NEW YORK - Warning of reruns of disastrous "privatization" financial deals that occurred in Chicago and Indianapolis, New York City's public worker unions and several top politicians are blasting Mayor Michael Bloomberg's scheme to sell off the city's parking meter revenue to private firms.
If New York's 90,000 meters are sold, private owners would reap profits for years while the city - after a one-year $11 billion windfall for Bloomberg's last budget before his term ends - would be left with an annual $150 million revenue hole for decades.
Former Chicago Mayor Richard M. Daley sold off his city's parking meters to private investment groups that included Middle Eastern investors. The Village Voice reported that 75-year deal cost Chicago $5 billion in the long run, brought in $1.2 billion in one year, and let the investors quadruple city parking rates - and even charge for parking on Lincoln's Birthday, since the investors don't recognize U.S. holidays.
Lillian Roberts, President of AFSCME District Council 37, whose union includes the 450 parking meter maintenance personnel of Local 1455, doesn't want a rerun of Chicago. Neither did James Vacca, chair of the city council's Transportation Commit-tee, or City Comptroller John Liu, a potential candidate for Bloomberg's job next year.

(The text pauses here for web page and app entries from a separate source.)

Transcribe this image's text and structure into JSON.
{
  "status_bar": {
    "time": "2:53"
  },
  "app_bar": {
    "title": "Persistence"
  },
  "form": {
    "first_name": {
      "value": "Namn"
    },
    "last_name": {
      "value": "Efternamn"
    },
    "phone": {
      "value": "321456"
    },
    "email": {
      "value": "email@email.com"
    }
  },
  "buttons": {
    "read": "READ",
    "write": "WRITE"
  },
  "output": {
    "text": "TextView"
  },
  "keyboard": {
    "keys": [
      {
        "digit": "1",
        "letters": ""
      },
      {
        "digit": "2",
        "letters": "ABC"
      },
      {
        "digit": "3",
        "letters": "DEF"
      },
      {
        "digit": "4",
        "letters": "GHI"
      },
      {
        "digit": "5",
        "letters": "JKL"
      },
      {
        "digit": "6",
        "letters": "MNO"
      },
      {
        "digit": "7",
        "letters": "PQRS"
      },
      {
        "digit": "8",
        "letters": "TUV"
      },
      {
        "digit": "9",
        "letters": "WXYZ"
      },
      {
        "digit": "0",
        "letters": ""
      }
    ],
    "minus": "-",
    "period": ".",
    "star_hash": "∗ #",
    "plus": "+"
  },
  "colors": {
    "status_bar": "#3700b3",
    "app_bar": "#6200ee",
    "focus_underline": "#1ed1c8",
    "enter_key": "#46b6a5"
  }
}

"In the past two years, we helped expose the contracting-out fraud. Now we are here again speaking out against privatization that hasn't worked, doesn't work and won't work for our city," Roberts told a July 30 press conference. "The city wants to continue to misspend billions of dollars, this time on unnecessary private parking contract when city parking system workers are already doing an excellent job, generating approxi-mately $1.2 million per worker in revenue for the city. We're here to say to Mayor Bloomberg, 'Don't break something that's working.' "
The maintenance workers, represented by AFSCME Local 1455 and the Communications Workers, kept 95 percent of the city's meters working, added Vacca. That statistic "speaks for itself," he said. "I share the city's interest in parking meter innovation and technology, but outsourcing a workforce that is already doing a stellar job shouldn't be part of that process."

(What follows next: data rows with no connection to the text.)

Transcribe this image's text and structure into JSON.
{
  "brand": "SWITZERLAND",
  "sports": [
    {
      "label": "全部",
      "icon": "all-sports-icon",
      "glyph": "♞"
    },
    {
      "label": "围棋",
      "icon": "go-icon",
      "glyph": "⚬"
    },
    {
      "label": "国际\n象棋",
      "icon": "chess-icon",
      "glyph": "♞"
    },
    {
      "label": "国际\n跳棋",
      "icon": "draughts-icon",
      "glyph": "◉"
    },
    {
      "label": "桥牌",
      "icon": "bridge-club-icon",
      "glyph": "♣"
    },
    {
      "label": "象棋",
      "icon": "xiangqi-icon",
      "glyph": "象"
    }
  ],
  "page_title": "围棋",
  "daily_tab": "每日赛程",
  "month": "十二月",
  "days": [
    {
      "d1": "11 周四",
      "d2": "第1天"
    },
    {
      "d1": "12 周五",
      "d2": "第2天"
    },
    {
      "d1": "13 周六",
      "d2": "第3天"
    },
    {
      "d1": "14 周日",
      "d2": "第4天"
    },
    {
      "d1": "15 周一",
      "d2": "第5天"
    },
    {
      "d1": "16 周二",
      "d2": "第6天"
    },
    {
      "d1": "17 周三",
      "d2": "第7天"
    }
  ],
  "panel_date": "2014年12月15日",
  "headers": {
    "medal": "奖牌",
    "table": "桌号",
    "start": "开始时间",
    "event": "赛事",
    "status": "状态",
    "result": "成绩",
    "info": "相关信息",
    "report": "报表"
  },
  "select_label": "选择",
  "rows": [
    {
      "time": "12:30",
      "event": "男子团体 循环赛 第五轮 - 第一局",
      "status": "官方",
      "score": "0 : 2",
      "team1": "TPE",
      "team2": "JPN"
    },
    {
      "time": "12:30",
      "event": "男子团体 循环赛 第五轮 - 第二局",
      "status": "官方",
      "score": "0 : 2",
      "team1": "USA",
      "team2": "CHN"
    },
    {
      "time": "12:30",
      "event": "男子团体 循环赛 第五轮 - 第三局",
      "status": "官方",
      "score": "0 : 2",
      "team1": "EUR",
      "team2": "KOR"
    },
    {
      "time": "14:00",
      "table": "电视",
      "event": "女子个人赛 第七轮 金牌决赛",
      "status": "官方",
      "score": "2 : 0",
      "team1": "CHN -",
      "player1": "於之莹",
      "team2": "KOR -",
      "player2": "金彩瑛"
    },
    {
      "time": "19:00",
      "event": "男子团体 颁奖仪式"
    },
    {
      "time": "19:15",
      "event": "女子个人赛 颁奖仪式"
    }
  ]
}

There is "no real reason to privatize New York City's parking meters," AFSCME added. "Yet Bloomberg is seeking qualifications from private corporations to manage muni-meters and off-street parking meters." Bloomberg's office had no comment, other than to vow - in the days before Roberts' press conference - that it would not repeat Chicago's mistakes and would keep control of New York meter rates.